In addition to writing a good job description and looking at different recruiting avenues, any small business also has to think about its image while seeking new staff. Many business owners see the number of resumes they get in response to job postings as a sure sign their company is a desirable one to work for. But the business environment is constantly changing, and as a small business owner one of the best ways to ensure your own success is to continuously recruit the top people in your field. In order to do this, you must be prepared to sell your brand to potential recruits.
Just as bad buzz can harm your recruitment chances, a positive image can act in your favour. Positive feedback, like negative feedback, can come from different sources, such as previous employees, clients and even your competition.

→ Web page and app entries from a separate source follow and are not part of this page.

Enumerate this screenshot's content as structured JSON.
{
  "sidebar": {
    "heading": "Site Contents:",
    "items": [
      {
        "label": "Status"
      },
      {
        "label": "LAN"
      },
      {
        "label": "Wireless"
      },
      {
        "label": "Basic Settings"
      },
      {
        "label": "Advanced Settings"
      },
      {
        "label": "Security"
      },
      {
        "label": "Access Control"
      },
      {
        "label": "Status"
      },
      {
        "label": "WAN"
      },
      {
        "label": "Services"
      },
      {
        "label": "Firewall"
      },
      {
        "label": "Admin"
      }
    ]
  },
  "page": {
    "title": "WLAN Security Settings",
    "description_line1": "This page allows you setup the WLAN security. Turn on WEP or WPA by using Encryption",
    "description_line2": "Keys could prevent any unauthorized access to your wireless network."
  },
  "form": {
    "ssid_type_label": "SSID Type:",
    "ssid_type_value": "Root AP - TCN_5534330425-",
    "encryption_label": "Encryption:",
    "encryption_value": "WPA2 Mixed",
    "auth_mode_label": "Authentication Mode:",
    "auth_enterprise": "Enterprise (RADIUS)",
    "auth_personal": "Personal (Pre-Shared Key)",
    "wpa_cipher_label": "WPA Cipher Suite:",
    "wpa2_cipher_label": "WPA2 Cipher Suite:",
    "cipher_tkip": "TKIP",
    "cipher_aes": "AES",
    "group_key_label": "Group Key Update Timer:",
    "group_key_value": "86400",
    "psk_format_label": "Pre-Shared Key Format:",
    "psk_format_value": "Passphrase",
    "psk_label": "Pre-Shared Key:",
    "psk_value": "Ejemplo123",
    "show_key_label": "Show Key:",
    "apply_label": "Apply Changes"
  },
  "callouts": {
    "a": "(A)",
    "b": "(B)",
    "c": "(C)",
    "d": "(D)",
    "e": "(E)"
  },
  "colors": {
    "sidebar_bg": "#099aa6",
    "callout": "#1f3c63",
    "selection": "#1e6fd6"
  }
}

For new recruits who may not be familiar with your company, it also comes from the image your company projects in the marketplace through your marketing plan and overall market presence. Your social media presence, your participation in trade organizations or chambers of commerce, and your reputation are all ways your company is present in the larger business environment.

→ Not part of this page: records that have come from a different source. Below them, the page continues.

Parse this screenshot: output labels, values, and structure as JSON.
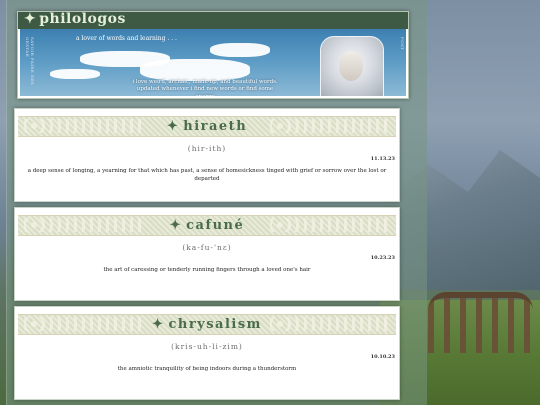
{
  "header": {
    "site_title": "philologos",
    "tagline": "a lover of words and learning . . .",
    "intro_text": "i love weird, archaic, made-up, and beautiful words. updated whenever i find new words or find some energy",
    "stamp_left": "SAVOIR FAIRE RES GESTAE",
    "stamp_right": "POST"
  },
  "posts": [
    {
      "word": "hiraeth",
      "pronunciation": "(hir-ith)",
      "date": "11.13.23",
      "definition": "a deep sense of longing, a yearning for that which has past, a sense of homesickness tinged with grief or sorrow over the lost or departed"
    },
    {
      "word": "cafuné",
      "pronunciation": "(ka-fu-'nε)",
      "date": "10.23.23",
      "definition": "the art of caressing or tenderly running fingers through a loved one's hair"
    },
    {
      "word": "chrysalism",
      "pronunciation": "(kris-uh-li-zim)",
      "date": "10.10.23",
      "definition": "the amniotic tranquility of being indoors during a thunderstorm"
    }
  ],
  "icons": {
    "sparkle": "✦"
  },
  "colors": {
    "accent_green": "#4a6b4e",
    "title_bar": "#3e5a44",
    "banner_sky": "#3d7fb0"
  }
}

Potential candidates will research your company based on these factors when deciding where they want to work. Hiring the most desirable staff can be a lot like competing for customers.

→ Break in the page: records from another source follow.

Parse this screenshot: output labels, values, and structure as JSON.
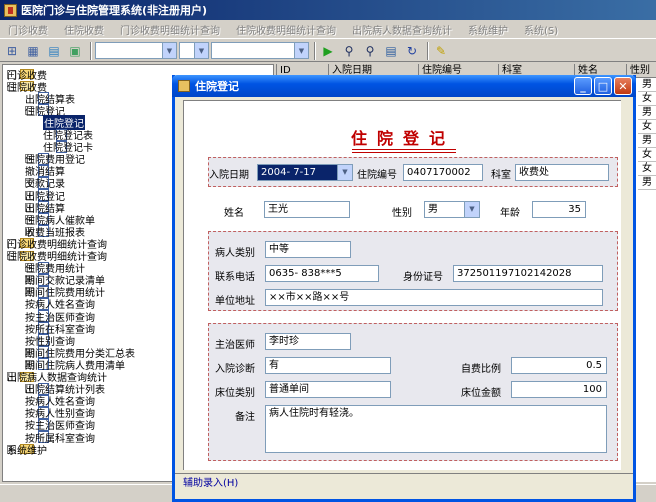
{
  "app": {
    "title": "医院门诊与住院管理系统(非注册用户)"
  },
  "menu": [
    "门诊收费",
    "住院收费",
    "门诊收费明细统计查询",
    "住院收费明细统计查询",
    "出院病人数据查询统计",
    "系统维护",
    "系统(S)"
  ],
  "tree": [
    {
      "label": "门诊收费",
      "level": 0,
      "type": "folder",
      "expander": "+"
    },
    {
      "label": "住院收费",
      "level": 0,
      "type": "folder-open",
      "expander": "-"
    },
    {
      "label": "出院结算表",
      "level": 1,
      "type": "doc",
      "expander": ""
    },
    {
      "label": "住院登记",
      "level": 1,
      "type": "doc",
      "expander": "-"
    },
    {
      "label": "住院登记",
      "level": 2,
      "type": "doc-sel",
      "expander": "",
      "selected": true
    },
    {
      "label": "住院登记表",
      "level": 2,
      "type": "doc",
      "expander": ""
    },
    {
      "label": "住院登记卡",
      "level": 2,
      "type": "doc",
      "expander": ""
    },
    {
      "label": "住院费用登记",
      "level": 1,
      "type": "doc",
      "expander": "+"
    },
    {
      "label": "撤消结算",
      "level": 1,
      "type": "doc",
      "expander": ""
    },
    {
      "label": "交款记录",
      "level": 1,
      "type": "doc",
      "expander": "+"
    },
    {
      "label": "出院登记",
      "level": 1,
      "type": "doc",
      "expander": "+"
    },
    {
      "label": "出院结算",
      "level": 1,
      "type": "doc",
      "expander": "+"
    },
    {
      "label": "住院病人催款单",
      "level": 1,
      "type": "doc",
      "expander": "+"
    },
    {
      "label": "收费当班报表",
      "level": 1,
      "type": "doc",
      "expander": "+"
    },
    {
      "label": "门诊收费明细统计查询",
      "level": 0,
      "type": "folder",
      "expander": "+"
    },
    {
      "label": "住院收费明细统计查询",
      "level": 0,
      "type": "folder-open",
      "expander": "-"
    },
    {
      "label": "住院费用统计",
      "level": 1,
      "type": "doc",
      "expander": "+"
    },
    {
      "label": "期间交款记录清单",
      "level": 1,
      "type": "doc",
      "expander": "+"
    },
    {
      "label": "期间住院费用统计",
      "level": 1,
      "type": "doc",
      "expander": "+"
    },
    {
      "label": "按病人姓名查询",
      "level": 1,
      "type": "doc",
      "expander": ""
    },
    {
      "label": "按主治医师查询",
      "level": 1,
      "type": "doc",
      "expander": ""
    },
    {
      "label": "按所在科室查询",
      "level": 1,
      "type": "doc",
      "expander": ""
    },
    {
      "label": "按性别查询",
      "level": 1,
      "type": "doc",
      "expander": ""
    },
    {
      "label": "期间住院费用分类汇总表",
      "level": 1,
      "type": "doc",
      "expander": "+"
    },
    {
      "label": "期间住院病人费用清单",
      "level": 1,
      "type": "doc",
      "expander": "+"
    },
    {
      "label": "出院病人数据查询统计",
      "level": 0,
      "type": "folder-open",
      "expander": "-"
    },
    {
      "label": "出院结算统计列表",
      "level": 1,
      "type": "doc",
      "expander": "+"
    },
    {
      "label": "按病人姓名查询",
      "level": 1,
      "type": "doc",
      "expander": ""
    },
    {
      "label": "按病人性别查询",
      "level": 1,
      "type": "doc",
      "expander": ""
    },
    {
      "label": "按主治医师查询",
      "level": 1,
      "type": "doc",
      "expander": ""
    },
    {
      "label": "按所属科室查询",
      "level": 1,
      "type": "doc",
      "expander": ""
    },
    {
      "label": "系统维护",
      "level": 0,
      "type": "folder",
      "expander": "+"
    }
  ],
  "bg_table": {
    "headers": [
      "ID",
      "入院日期",
      "住院编号",
      "科室",
      "姓名",
      "性别"
    ],
    "side_values": [
      "男",
      "女",
      "男",
      "女",
      "男",
      "女",
      "女",
      "男"
    ]
  },
  "dialog": {
    "title": "住院登记",
    "form_title": "住院登记",
    "admit_date": {
      "label": "入院日期",
      "value": "2004- 7-17"
    },
    "hosp_no": {
      "label": "住院编号",
      "value": "0407170002"
    },
    "dept": {
      "label": "科室",
      "value": "收费处"
    },
    "name": {
      "label": "姓名",
      "value": "王光"
    },
    "gender": {
      "label": "性别",
      "value": "男"
    },
    "age": {
      "label": "年龄",
      "value": "35"
    },
    "patient_type": {
      "label": "病人类别",
      "value": "中等"
    },
    "phone": {
      "label": "联系电话",
      "value": "0635- 838***5"
    },
    "id_no": {
      "label": "身份证号",
      "value": "372501197102142028"
    },
    "address": {
      "label": "单位地址",
      "value": "××市××路××号"
    },
    "doctor": {
      "label": "主治医师",
      "value": "李时珍"
    },
    "diagnosis": {
      "label": "入院诊断",
      "value": "有"
    },
    "self_pay": {
      "label": "自费比例",
      "value": "0.5"
    },
    "bed_type": {
      "label": "床位类别",
      "value": "普通单间"
    },
    "bed_fee": {
      "label": "床位金额",
      "value": "100"
    },
    "remark": {
      "label": "备注",
      "value": "病人住院时有轻浇。"
    },
    "aux_label": "辅助录入(H)"
  }
}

Before writing a job posting consider the following points:
- What are the advantages of working for your company?
- Why does your company have to offer potential employees that is unique in your market?
- What tangible benefits are offered (ie. health plan, flexible work hours, bonuses, etc.)?
Once you have factored these aspects into your job description and determined the best places to post the listing (as previously discussed, a mixture of social media and traditional avenues), it will be time to short-list and interview candidates.
You should also be highlighting the advantage of working for your company during the interview process and stress the advantages of working for a small company versus a large company.
- Small businesses often provide the chance for employees to do a greater variety of roles and gain more experience than in larger companies.
- When working for a small business, employees tend to have more influence on the overall direction of the business.
If you position your business as a leader in the field during the recruitment process – and have the reputation to back it up – top potential employees will be more likely to want to work for you.